The Department of Justice weighed in on the controversy surrounding proxy advisory firms, generally praising an SEC move to clamp down on the companies, whose influence over shareholders has roiled corporate boards for years.
In a comment letter posted on the financial regulator’s website, the DOJ focused on a major SEC rule proposed in November that would rein in the power of the firms.
The DOJ said in its letter posted to the public docket earlier this month that it was aware of concerns that “the proxy advisory industry operates as a duopoly,” referring to the two firms that dominate the business: Institutional Shareholder Services and Glass Lewis.
The department also restated complaints from critics of the firms that information the firms provide to shareholders in making their recommendations might not be accurate.
“The Department applauds the SEC’s exploration of ways to address these concerns,” the agency said. “Individual investors count on investment managers to vote in accordance with maximizing the value of their portfolios, yet is not clear the advice of the proxy advisory firms is always aligned with this goal today.”
The DOJ also praised the SEC’s move to “improve the transparency of proxy advisory firms’ practices” as well as the accuracy of the information in voting materials.
But the department’s comments on improving accuracy touched on one of the most contentious aspects of the proposal: the SEC’s requirement that advisory firms give companies an advance look at their recommendations to shareholders.

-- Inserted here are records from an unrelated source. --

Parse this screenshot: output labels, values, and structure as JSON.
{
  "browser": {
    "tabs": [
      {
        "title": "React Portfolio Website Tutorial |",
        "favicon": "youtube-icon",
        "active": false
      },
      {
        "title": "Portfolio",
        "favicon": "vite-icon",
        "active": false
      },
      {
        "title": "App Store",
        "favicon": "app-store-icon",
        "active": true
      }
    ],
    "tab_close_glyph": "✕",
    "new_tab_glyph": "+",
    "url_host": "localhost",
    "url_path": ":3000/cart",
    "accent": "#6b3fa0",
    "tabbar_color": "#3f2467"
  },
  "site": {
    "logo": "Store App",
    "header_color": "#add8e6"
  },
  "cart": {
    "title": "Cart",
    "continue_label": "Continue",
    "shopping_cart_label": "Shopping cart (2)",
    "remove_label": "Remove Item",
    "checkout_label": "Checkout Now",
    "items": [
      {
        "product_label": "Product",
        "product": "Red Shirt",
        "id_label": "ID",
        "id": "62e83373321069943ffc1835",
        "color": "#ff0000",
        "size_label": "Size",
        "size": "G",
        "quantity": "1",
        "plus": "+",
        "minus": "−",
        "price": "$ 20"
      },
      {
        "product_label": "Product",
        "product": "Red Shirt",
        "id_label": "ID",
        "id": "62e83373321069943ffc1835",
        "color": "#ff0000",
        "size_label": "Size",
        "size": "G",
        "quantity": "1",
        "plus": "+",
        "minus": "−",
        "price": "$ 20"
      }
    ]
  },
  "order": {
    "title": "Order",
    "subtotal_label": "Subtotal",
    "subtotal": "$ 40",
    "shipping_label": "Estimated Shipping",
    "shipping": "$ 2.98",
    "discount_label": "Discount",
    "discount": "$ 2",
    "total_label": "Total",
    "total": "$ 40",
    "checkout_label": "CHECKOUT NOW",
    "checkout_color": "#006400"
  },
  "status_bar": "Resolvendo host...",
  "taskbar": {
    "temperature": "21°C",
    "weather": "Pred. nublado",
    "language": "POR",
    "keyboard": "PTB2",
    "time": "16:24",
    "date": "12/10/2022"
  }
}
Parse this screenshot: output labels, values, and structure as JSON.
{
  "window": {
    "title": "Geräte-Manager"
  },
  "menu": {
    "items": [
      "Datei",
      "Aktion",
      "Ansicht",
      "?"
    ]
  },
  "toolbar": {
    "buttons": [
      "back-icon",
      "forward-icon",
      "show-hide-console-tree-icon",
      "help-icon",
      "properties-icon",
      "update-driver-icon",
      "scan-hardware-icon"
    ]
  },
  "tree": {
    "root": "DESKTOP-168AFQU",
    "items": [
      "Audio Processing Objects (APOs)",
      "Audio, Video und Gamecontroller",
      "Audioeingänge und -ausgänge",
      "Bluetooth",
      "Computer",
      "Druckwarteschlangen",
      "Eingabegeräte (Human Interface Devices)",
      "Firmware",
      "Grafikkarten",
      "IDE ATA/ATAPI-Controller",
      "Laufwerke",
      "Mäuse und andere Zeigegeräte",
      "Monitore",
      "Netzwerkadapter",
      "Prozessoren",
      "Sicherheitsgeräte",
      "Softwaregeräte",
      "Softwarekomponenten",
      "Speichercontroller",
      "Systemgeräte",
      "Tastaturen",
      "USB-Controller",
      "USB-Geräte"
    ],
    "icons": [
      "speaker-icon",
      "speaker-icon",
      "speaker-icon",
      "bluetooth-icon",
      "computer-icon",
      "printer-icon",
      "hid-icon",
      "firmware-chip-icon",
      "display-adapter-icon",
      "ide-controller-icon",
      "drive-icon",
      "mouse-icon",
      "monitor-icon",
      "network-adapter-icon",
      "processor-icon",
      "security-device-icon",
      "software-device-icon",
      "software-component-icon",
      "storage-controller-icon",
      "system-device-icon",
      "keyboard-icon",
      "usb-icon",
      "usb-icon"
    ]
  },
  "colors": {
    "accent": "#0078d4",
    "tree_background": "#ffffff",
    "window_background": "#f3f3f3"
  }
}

Critics of the proposal call that an overly burdensome regulation that unfairly exposes advisory firms to liability.
The DOJ had one note of caution: If the cost of the regulations is too large, it could decrease competition in an industry already dominated by the two large firms.
“The Department would further emphasize that efforts which increase regulatory costs, in particular, should be undertaken with care, because such costs tend to be stable or to increase over time,” the letter reads. However, the DOJ said it was “optimistic” the regulator would “minimize compliance burdens while making proxy advisory services more transparent and accountable.”
The DOJ did not address a related proposal by the SEC that would introduce new limitations to the shareholder proposal submission process.
ISS declined to comment on the DOJ’s letter. Glass Lewis did not immediately respond to a request for comment.